§ Work to complete: Where an image occurs, skip it and print the rest of the records verbatim.

§ Collected data entries:
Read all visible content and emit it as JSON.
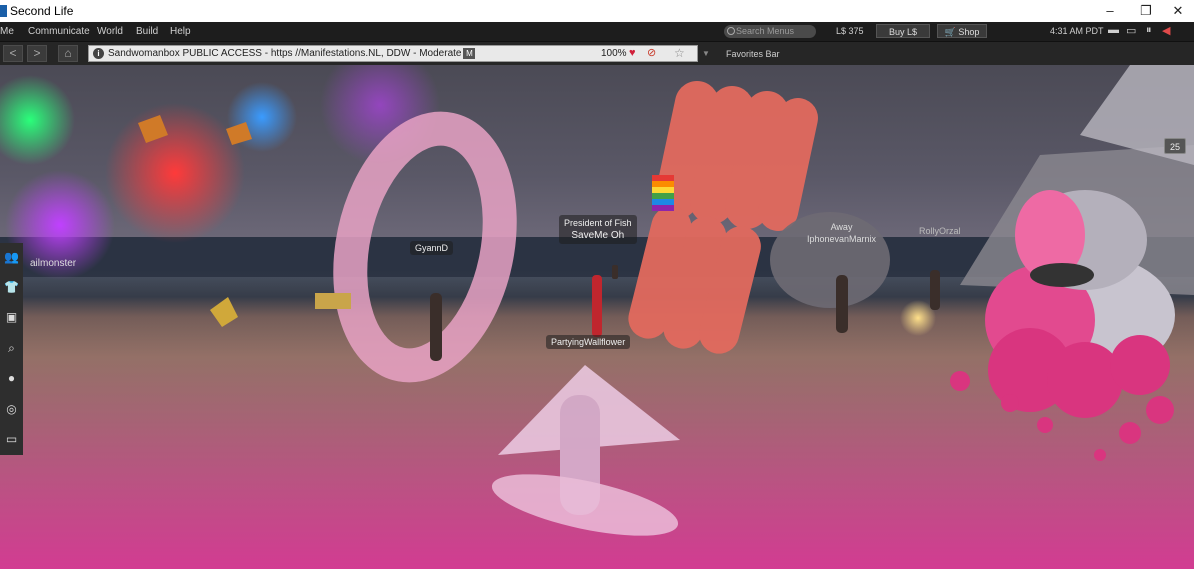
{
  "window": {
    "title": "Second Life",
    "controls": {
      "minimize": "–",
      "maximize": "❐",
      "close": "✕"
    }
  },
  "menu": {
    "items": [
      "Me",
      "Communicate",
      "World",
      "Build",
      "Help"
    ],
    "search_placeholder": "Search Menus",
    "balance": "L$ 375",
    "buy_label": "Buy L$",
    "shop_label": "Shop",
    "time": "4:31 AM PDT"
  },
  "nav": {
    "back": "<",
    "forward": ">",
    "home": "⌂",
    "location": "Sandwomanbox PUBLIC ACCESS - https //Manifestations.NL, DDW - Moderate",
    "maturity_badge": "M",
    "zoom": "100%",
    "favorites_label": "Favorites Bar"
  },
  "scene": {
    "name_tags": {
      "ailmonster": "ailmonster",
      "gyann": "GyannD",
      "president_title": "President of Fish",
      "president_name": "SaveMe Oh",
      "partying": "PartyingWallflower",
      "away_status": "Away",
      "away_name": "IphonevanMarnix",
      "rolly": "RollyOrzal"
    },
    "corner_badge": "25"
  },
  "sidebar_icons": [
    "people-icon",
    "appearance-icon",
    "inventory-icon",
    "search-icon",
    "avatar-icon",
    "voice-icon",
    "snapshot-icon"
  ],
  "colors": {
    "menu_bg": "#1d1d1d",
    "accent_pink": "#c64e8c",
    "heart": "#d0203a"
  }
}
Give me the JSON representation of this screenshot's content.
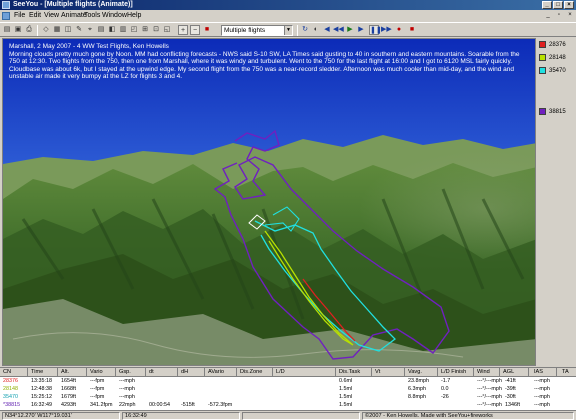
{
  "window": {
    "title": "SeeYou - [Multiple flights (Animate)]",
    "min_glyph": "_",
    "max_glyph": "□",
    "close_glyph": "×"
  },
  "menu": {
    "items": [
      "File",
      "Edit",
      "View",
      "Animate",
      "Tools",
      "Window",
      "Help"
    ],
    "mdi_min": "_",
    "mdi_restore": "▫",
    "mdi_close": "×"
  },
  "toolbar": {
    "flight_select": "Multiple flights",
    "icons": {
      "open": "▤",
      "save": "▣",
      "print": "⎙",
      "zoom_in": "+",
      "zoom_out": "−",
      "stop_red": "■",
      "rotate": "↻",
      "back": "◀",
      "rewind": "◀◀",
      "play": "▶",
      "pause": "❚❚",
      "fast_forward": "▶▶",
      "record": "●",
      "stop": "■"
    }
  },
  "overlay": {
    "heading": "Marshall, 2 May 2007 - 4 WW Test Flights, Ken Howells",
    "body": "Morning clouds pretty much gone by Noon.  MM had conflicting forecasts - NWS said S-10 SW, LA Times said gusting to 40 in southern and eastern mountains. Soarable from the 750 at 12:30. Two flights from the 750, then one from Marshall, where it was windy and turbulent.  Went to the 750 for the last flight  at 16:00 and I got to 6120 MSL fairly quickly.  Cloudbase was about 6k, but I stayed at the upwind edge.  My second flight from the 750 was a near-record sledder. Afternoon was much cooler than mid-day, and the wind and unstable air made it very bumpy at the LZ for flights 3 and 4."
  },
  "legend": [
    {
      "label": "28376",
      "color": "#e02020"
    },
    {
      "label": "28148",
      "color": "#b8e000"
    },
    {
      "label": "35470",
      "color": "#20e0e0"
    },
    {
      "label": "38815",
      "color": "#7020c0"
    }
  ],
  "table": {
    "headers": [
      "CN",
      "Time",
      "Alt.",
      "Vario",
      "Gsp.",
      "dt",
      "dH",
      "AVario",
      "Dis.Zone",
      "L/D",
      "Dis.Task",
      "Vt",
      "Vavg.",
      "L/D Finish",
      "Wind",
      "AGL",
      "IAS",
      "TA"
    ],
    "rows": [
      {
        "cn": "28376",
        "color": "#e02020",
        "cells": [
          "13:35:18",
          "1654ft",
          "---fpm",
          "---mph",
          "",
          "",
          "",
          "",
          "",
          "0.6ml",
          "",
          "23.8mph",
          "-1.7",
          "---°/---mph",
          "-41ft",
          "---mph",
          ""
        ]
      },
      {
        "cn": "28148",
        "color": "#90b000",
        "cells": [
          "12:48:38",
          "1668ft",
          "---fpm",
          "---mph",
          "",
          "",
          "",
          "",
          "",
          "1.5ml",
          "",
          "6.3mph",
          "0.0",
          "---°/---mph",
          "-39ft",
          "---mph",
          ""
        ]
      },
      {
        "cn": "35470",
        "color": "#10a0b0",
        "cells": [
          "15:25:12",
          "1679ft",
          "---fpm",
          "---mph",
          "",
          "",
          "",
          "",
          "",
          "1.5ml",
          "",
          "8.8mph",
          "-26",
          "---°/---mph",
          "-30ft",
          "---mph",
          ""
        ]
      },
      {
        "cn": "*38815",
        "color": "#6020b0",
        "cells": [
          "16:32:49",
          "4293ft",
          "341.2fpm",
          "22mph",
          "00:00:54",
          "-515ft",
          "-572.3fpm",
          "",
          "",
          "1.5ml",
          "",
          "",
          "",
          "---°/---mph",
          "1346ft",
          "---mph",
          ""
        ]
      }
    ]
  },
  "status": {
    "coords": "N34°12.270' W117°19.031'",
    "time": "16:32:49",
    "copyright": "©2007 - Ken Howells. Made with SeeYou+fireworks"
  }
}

§ Result for this exercise:
Read all visible content and emit it as JSON.
{
  "window": {
    "title": "Second Life",
    "controls": {
      "minimize": "–",
      "maximize": "❐",
      "close": "✕"
    }
  },
  "menu": {
    "items": [
      "Me",
      "Communicate",
      "World",
      "Build",
      "Help"
    ],
    "search_placeholder": "Search Menus",
    "balance": "L$ 375",
    "buy_label": "Buy L$",
    "shop_label": "Shop",
    "time": "4:31 AM PDT"
  },
  "nav": {
    "back": "<",
    "forward": ">",
    "home": "⌂",
    "location": "Sandwomanbox PUBLIC ACCESS - https //Manifestations.NL, DDW - Moderate",
    "maturity_badge": "M",
    "zoom": "100%",
    "favorites_label": "Favorites Bar"
  },
  "scene": {
    "name_tags": {
      "ailmonster": "ailmonster",
      "gyann": "GyannD",
      "president_title": "President of Fish",
      "president_name": "SaveMe Oh",
      "partying": "PartyingWallflower",
      "away_status": "Away",
      "away_name": "IphonevanMarnix",
      "rolly": "RollyOrzal"
    },
    "corner_badge": "25"
  },
  "sidebar_icons": [
    "people-icon",
    "appearance-icon",
    "inventory-icon",
    "search-icon",
    "avatar-icon",
    "voice-icon",
    "snapshot-icon"
  ],
  "colors": {
    "menu_bg": "#1d1d1d",
    "accent_pink": "#c64e8c",
    "heart": "#d0203a"
  }
}
Give me the JSON representation of this screenshot's content.
{
  "window": {
    "title": "SeeYou - [Multiple flights (Animate)]",
    "min_glyph": "_",
    "max_glyph": "□",
    "close_glyph": "×"
  },
  "menu": {
    "items": [
      "File",
      "Edit",
      "View",
      "Animate",
      "Tools",
      "Window",
      "Help"
    ],
    "mdi_min": "_",
    "mdi_restore": "▫",
    "mdi_close": "×"
  },
  "toolbar": {
    "flight_select": "Multiple flights",
    "icons": {
      "open": "▤",
      "save": "▣",
      "print": "⎙",
      "zoom_in": "+",
      "zoom_out": "−",
      "stop_red": "■",
      "rotate": "↻",
      "back": "◀",
      "rewind": "◀◀",
      "play": "▶",
      "pause": "❚❚",
      "fast_forward": "▶▶",
      "record": "●",
      "stop": "■"
    }
  },
  "overlay": {
    "heading": "Marshall, 2 May 2007 - 4 WW Test Flights, Ken Howells",
    "body": "Morning clouds pretty much gone by Noon.  MM had conflicting forecasts - NWS said S-10 SW, LA Times said gusting to 40 in southern and eastern mountains. Soarable from the 750 at 12:30. Two flights from the 750, then one from Marshall, where it was windy and turbulent.  Went to the 750 for the last flight  at 16:00 and I got to 6120 MSL fairly quickly.  Cloudbase was about 6k, but I stayed at the upwind edge.  My second flight from the 750 was a near-record sledder. Afternoon was much cooler than mid-day, and the wind and unstable air made it very bumpy at the LZ for flights 3 and 4."
  },
  "legend": [
    {
      "label": "28376",
      "color": "#e02020"
    },
    {
      "label": "28148",
      "color": "#b8e000"
    },
    {
      "label": "35470",
      "color": "#20e0e0"
    },
    {
      "label": "38815",
      "color": "#7020c0"
    }
  ],
  "table": {
    "headers": [
      "CN",
      "Time",
      "Alt.",
      "Vario",
      "Gsp.",
      "dt",
      "dH",
      "AVario",
      "Dis.Zone",
      "L/D",
      "Dis.Task",
      "Vt",
      "Vavg.",
      "L/D Finish",
      "Wind",
      "AGL",
      "IAS",
      "TA"
    ],
    "rows": [
      {
        "cn": "28376",
        "color": "#e02020",
        "cells": [
          "13:35:18",
          "1654ft",
          "---fpm",
          "---mph",
          "",
          "",
          "",
          "",
          "",
          "0.6ml",
          "",
          "23.8mph",
          "-1.7",
          "---°/---mph",
          "-41ft",
          "---mph",
          ""
        ]
      },
      {
        "cn": "28148",
        "color": "#90b000",
        "cells": [
          "12:48:38",
          "1668ft",
          "---fpm",
          "---mph",
          "",
          "",
          "",
          "",
          "",
          "1.5ml",
          "",
          "6.3mph",
          "0.0",
          "---°/---mph",
          "-39ft",
          "---mph",
          ""
        ]
      },
      {
        "cn": "35470",
        "color": "#10a0b0",
        "cells": [
          "15:25:12",
          "1679ft",
          "---fpm",
          "---mph",
          "",
          "",
          "",
          "",
          "",
          "1.5ml",
          "",
          "8.8mph",
          "-26",
          "---°/---mph",
          "-30ft",
          "---mph",
          ""
        ]
      },
      {
        "cn": "*38815",
        "color": "#6020b0",
        "cells": [
          "16:32:49",
          "4293ft",
          "341.2fpm",
          "22mph",
          "00:00:54",
          "-515ft",
          "-572.3fpm",
          "",
          "",
          "1.5ml",
          "",
          "",
          "",
          "---°/---mph",
          "1346ft",
          "---mph",
          ""
        ]
      }
    ]
  },
  "status": {
    "coords": "N34°12.270' W117°19.031'",
    "time": "16:32:49",
    "copyright": "©2007 - Ken Howells. Made with SeeYou+fireworks"
  }
}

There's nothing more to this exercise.